Law of Contracts and Mercantile Law:

1. Nature and formation of contract/Econtract.
2. Factors vitiating free consent.
3. Void, voidable, illegal and unenforceable agreements.
4. Performance and discharge of contracts.
5. Quasi- Contracts.
6. Consequences of breach of contract.
7. Contract of indemnity, guarantee and insurance.
8. Contract of agency.
9. Sale of goods and hire purchase.
10. Formation and dissolution of partnership.
11. Negotiable Instruments Act, 1881.
12. Arbitration and Conciliation Act, 1996.
13. Standard form contracts.

Contemporary Legal Developments

1. Public Interest Litigation.
2. Intellectual property rights – Concept, types/prospects.
3. Information Technology Law including Cyber Laws – Concept, purpose/ prospects.
4. Competition Law- Concept, purpose/ prospects.
5. Alternate Dispute Resolution – Concept, types/prospects.
6. Major statutes concerning environmental law.
7. Right to Information Act.
8. Trial by media.



Constitutional Law – MP Jain or V N Shukla + Bare Act by PM Bakshi

For Beginners in Constitutional Law , you can use Introduction to Constitution of India – by Dr. Durga Das Basu and NCERT Class XI- Indian Constitution at Work before getting hold of the bigger books.

It would be great for every Law Optional candidate to go through the report of National  Commission  to  Review   the  Working  of  the  Constitution.

Administrative Law – SP Sathe or I P Massey + Second ARC Reports

International Law : Malcolm Shaw or S K Kapoor or H O Aggarwal [ You can mix and match all the three for different topics]



Law of Contracts – Avtar Singh and Bare Acts

Law of Crimes – PSA Pillai or KD Gaur

Plea Bargaining – Kelkar’s Lectures on Criminal Procedure has got a chapter on it. + Read Law Commission Report on Plea Bargaining.

Law of Torts – Dr R K Bangia

Negotiable Instruments Act, 1881 – Bare Act + Latest developments

Arbitration and Conciliation Act, 1996– Bare Act + Latest developments

Alternate Dispute Resolution – Read Law Commission Report

Information Technology Laws – Bare Act + Blogs

Intellectual Property law – Concept + Latest Amendments and developments in IPR Law  + Blogs

Competition law : Website of Competition Law commission has good Booklets.

You can also read the following Law Commission Reports

Law Commission Report on Prevention of Corruption Bill

Law Commission report on Amendments to the Arbitration and Conciliation Act 1996

Law Commission Report on Passive Euthanasia

Law Commission Report on Reforms in Judiciary

Law Commission Report on Trial by Media

Law Commission Report on Death penalty

Law Commission Report on Hate Speech

Online Sources :

Indian Constitutional Law Blog

Law and other things

My Law Blog

International Law Blog

Center for Policy Research Blog

Selflearn Law Optional Blog

NB: Referring Delhi University Case materials and quoting them in your answers can help you score better in your UPSC Mains Examination.


Also Read : How to prepare UPSC Law Optional : Tips on Law Answer Writing

UPSC Law Optional _Paper 1 – Analysis of Previous Year Questions

This resource was published by selflearnadmin
13 August 2017

  • Rinoy Innocent says:

    What’s your suggestion to someone who decided to take law optional for 2018 despite being a non-law graduate?

    • Hello Renoy,
      To be frank, it will be a difficult journey for a non-law graduate.
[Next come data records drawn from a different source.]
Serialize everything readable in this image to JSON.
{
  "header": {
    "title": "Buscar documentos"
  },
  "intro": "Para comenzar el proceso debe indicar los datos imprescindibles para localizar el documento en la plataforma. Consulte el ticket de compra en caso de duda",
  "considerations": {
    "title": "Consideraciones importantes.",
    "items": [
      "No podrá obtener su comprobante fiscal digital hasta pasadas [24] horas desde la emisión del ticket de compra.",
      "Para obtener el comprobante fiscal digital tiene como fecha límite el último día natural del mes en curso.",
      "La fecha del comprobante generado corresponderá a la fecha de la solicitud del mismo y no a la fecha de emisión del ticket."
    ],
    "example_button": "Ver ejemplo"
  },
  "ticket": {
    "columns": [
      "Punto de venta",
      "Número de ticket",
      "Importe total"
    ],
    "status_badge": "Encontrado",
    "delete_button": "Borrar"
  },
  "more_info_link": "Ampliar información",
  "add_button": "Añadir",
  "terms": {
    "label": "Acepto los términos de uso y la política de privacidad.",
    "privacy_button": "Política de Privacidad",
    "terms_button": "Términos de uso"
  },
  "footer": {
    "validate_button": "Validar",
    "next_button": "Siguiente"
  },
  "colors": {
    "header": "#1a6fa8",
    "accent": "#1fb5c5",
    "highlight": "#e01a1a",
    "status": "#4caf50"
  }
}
I would suggest you to reconsider your choice due to following factors
      1. Vast syllabus
      2. Tendency of UPSC to ask in depth legal questions
      3. Difficulty in scoring
      4. You will have to memorize a lot.